"This is going to be a long-term campaign," Obama said without hinting at any changes in the current military strategy, which mainly involves air strikes. "There are not quick fixes involved. We are still in the early stages. As with any military effort, there will be days of progress and there are going to be periods of setbacks, but our coalition is united behind this long-term effort."
A US military official told Reuters news agency after the talks that there was an acknowledgement that IS was making some gains on the ground, despite the air strikes.
"In the short term, there are some gains that they have been able to make. In the long term, that momentum will be reversed," the official said.
Also on Tuesday, US Secretary of State John Kerry met with his Russian counterpart Sergey Lavrov in Paris, to discuss the latest developments in Iraq and Syria. Kerry said the US had agreed to "intensify intelligence cooperation with respect to IS and other counter-terrorism challenges of the region".
He said Moscow would also explore whether it could do more to help arm and train Iraq's embattled military.
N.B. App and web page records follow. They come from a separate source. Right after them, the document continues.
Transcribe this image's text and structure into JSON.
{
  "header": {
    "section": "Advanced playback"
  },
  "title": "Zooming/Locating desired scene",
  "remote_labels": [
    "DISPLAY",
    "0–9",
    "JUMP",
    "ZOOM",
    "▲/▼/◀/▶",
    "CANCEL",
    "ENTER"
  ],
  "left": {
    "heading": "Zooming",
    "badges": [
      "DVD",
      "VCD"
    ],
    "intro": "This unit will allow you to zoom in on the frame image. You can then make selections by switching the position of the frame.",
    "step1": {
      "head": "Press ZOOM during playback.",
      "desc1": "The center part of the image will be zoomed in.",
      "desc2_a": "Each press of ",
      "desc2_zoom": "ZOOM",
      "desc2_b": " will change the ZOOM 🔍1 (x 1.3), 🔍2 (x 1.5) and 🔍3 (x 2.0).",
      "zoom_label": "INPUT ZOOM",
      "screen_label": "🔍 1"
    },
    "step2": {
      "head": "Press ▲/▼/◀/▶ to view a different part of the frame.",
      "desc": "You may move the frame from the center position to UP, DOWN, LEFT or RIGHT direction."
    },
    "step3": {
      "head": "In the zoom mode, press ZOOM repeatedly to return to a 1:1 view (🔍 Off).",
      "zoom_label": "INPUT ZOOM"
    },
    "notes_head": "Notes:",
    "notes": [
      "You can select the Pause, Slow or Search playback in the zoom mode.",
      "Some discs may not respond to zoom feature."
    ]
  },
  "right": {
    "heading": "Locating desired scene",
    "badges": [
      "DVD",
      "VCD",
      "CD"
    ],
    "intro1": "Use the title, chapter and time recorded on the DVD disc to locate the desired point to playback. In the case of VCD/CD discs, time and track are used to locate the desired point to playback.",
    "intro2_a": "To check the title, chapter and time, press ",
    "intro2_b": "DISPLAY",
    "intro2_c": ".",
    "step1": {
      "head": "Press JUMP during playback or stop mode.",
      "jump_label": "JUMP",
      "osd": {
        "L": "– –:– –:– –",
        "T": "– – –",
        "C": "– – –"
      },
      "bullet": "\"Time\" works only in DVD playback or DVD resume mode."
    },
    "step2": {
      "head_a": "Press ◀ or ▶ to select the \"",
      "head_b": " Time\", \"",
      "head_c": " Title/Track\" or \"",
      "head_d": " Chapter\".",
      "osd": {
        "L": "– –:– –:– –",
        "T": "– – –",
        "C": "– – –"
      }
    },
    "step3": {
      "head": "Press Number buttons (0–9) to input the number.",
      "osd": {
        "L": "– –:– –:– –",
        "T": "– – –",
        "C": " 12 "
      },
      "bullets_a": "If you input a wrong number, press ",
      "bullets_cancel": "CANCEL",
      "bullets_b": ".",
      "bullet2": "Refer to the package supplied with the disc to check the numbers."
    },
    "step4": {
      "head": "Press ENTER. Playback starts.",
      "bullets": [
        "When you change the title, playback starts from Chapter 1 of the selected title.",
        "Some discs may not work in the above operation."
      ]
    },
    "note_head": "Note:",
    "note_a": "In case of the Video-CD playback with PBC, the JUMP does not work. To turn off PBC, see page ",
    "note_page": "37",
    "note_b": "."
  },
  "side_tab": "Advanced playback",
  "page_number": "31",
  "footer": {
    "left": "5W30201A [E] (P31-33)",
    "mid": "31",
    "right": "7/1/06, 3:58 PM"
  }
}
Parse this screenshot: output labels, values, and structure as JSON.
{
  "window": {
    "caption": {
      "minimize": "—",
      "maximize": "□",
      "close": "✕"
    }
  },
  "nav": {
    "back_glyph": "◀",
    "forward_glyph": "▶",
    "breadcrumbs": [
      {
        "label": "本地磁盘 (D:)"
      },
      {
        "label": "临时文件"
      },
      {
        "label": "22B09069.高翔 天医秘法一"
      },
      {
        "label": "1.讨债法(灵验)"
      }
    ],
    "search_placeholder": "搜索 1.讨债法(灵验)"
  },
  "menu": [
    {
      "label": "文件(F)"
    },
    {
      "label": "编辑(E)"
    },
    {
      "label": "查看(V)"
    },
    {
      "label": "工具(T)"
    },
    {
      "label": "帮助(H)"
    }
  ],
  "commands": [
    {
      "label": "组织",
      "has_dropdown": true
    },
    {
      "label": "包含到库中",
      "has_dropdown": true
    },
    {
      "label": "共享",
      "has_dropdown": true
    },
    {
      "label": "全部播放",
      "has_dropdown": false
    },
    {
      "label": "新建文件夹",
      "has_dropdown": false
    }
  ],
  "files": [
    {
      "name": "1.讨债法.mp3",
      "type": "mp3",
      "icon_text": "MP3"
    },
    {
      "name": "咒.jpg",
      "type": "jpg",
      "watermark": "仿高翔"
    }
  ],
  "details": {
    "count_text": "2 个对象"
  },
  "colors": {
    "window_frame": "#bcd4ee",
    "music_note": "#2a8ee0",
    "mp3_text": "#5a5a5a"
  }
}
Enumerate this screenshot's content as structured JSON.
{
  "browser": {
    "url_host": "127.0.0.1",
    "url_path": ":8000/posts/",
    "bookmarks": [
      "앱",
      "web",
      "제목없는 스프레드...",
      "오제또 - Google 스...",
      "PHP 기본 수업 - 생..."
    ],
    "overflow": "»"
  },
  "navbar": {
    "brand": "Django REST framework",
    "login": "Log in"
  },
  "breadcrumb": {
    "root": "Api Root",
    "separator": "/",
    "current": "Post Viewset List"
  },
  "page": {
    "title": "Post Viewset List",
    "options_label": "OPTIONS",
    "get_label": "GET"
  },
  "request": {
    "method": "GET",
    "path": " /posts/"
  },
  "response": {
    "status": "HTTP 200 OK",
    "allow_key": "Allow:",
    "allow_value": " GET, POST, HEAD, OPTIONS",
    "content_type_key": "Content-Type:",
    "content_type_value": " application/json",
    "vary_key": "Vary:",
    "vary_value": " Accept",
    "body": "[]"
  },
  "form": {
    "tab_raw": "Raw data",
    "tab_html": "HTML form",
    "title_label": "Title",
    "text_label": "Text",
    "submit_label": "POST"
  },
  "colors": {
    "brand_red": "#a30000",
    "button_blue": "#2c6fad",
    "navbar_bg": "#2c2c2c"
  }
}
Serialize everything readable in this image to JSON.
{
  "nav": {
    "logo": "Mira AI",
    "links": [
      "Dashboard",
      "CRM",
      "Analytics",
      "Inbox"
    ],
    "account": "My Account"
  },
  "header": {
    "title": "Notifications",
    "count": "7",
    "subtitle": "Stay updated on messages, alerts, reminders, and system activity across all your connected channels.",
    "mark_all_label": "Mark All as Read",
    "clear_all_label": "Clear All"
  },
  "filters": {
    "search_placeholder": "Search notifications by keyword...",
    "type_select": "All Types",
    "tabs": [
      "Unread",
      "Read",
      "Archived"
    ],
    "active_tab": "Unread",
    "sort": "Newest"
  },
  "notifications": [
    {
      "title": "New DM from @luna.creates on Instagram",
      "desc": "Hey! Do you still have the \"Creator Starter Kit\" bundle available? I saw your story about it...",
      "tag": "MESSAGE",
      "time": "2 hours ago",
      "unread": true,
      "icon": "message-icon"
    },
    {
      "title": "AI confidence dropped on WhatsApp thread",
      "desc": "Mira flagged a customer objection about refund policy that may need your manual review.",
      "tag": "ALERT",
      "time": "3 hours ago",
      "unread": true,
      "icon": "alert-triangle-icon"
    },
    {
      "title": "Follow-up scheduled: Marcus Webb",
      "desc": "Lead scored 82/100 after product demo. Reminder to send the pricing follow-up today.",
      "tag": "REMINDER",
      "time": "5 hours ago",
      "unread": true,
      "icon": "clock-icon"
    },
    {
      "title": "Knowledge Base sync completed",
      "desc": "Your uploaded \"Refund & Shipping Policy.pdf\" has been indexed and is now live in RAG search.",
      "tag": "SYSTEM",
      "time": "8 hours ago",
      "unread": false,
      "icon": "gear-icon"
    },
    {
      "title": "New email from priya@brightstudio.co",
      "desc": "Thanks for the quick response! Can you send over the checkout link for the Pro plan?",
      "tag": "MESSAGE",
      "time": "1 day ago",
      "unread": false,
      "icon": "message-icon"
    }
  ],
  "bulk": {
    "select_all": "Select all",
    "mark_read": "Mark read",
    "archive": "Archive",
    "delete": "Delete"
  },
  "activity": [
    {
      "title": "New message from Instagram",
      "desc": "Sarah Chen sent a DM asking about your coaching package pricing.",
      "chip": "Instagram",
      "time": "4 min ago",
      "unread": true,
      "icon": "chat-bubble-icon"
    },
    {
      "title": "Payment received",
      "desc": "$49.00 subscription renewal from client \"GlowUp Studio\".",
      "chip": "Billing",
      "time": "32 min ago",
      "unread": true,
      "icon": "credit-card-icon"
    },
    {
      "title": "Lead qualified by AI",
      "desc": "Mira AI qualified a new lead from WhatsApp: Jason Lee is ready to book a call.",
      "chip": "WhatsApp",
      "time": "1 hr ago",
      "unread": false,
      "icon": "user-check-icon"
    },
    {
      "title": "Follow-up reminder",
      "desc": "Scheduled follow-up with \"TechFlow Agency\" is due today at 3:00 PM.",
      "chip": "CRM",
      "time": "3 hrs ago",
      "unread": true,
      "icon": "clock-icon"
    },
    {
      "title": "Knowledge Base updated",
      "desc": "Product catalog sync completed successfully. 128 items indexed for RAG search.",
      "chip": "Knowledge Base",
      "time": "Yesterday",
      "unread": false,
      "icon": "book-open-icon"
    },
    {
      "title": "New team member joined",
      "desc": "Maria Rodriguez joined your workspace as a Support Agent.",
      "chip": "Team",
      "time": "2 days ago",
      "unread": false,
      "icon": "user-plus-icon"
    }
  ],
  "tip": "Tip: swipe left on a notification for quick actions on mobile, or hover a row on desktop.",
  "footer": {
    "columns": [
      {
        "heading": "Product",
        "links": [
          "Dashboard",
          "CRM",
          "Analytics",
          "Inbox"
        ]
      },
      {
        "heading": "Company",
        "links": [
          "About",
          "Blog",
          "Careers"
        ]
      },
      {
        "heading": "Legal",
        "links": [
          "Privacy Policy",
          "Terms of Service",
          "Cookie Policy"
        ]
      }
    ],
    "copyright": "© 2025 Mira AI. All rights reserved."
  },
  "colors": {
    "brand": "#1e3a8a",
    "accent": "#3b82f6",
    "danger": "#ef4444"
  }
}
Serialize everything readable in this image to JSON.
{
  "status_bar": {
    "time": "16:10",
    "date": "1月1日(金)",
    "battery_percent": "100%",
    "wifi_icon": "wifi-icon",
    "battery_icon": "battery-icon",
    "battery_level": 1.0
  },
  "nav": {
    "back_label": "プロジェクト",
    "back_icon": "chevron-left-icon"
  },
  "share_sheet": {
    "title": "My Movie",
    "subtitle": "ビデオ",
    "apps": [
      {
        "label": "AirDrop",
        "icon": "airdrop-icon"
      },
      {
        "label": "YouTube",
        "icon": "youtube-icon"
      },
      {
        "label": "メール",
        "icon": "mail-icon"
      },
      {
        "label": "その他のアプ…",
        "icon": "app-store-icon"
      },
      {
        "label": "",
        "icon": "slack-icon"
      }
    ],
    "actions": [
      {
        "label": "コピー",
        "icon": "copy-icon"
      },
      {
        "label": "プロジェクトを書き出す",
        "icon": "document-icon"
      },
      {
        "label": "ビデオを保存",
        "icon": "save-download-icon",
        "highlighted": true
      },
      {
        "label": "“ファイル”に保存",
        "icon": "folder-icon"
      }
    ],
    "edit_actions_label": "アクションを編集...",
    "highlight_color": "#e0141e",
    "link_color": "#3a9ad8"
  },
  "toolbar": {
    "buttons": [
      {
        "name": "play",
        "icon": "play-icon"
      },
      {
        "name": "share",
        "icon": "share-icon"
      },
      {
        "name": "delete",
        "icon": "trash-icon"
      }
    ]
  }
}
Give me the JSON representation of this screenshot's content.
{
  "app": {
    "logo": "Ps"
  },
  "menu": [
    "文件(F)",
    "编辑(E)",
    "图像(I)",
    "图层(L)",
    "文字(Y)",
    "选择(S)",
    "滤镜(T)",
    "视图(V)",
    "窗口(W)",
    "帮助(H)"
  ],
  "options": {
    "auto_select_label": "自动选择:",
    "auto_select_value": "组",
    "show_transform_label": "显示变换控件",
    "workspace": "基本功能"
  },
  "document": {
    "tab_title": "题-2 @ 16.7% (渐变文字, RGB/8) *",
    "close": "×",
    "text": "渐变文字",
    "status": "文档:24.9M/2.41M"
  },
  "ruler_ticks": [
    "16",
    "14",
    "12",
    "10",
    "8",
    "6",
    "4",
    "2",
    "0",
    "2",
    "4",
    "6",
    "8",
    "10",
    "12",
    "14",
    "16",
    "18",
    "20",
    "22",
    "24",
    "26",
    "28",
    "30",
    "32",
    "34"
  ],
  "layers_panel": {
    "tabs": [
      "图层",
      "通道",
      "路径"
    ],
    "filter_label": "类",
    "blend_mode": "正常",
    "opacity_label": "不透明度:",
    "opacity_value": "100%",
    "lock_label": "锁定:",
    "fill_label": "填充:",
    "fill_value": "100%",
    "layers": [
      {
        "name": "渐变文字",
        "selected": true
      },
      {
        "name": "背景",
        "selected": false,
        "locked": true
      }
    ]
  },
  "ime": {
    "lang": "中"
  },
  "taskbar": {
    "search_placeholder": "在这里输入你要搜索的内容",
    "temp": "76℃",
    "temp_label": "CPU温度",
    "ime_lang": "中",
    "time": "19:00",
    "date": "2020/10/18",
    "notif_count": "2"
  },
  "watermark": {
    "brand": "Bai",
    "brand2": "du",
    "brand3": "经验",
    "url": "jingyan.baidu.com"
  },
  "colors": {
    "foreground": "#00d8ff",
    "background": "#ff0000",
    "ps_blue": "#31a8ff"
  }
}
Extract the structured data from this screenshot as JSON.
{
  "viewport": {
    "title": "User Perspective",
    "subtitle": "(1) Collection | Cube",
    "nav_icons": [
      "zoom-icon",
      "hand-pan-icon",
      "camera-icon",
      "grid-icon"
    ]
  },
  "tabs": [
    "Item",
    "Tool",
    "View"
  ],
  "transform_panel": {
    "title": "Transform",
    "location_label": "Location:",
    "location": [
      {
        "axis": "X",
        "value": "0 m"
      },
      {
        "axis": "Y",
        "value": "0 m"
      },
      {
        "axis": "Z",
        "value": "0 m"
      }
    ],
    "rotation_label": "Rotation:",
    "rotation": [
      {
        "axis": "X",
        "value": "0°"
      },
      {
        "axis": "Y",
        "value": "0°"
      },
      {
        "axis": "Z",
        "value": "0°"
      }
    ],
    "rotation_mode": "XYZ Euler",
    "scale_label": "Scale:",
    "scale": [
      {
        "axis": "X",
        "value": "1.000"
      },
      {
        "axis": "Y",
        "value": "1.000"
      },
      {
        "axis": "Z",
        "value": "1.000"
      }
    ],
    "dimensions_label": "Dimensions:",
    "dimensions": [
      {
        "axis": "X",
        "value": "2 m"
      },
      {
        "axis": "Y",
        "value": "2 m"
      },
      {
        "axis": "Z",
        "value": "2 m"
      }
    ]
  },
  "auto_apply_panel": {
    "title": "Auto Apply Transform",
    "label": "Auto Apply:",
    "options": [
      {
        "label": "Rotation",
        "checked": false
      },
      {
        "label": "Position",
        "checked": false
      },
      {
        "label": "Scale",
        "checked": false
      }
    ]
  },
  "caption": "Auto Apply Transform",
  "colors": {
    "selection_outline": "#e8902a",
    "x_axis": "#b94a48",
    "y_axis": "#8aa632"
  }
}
However, Kerry stopped short of saying that Moscow would join the US-led international coalition against IS.
The US and Russia have common ground in their concern about fighters from their countries joining IS, and then returning to carry out attacks at home.
"There may be as many as 500 or more from Russia," Kerry said. These include fighters from Russia's predominantly Muslim North Caucasus, a region where armed rebels have waged daily violence to establish an Islamic state.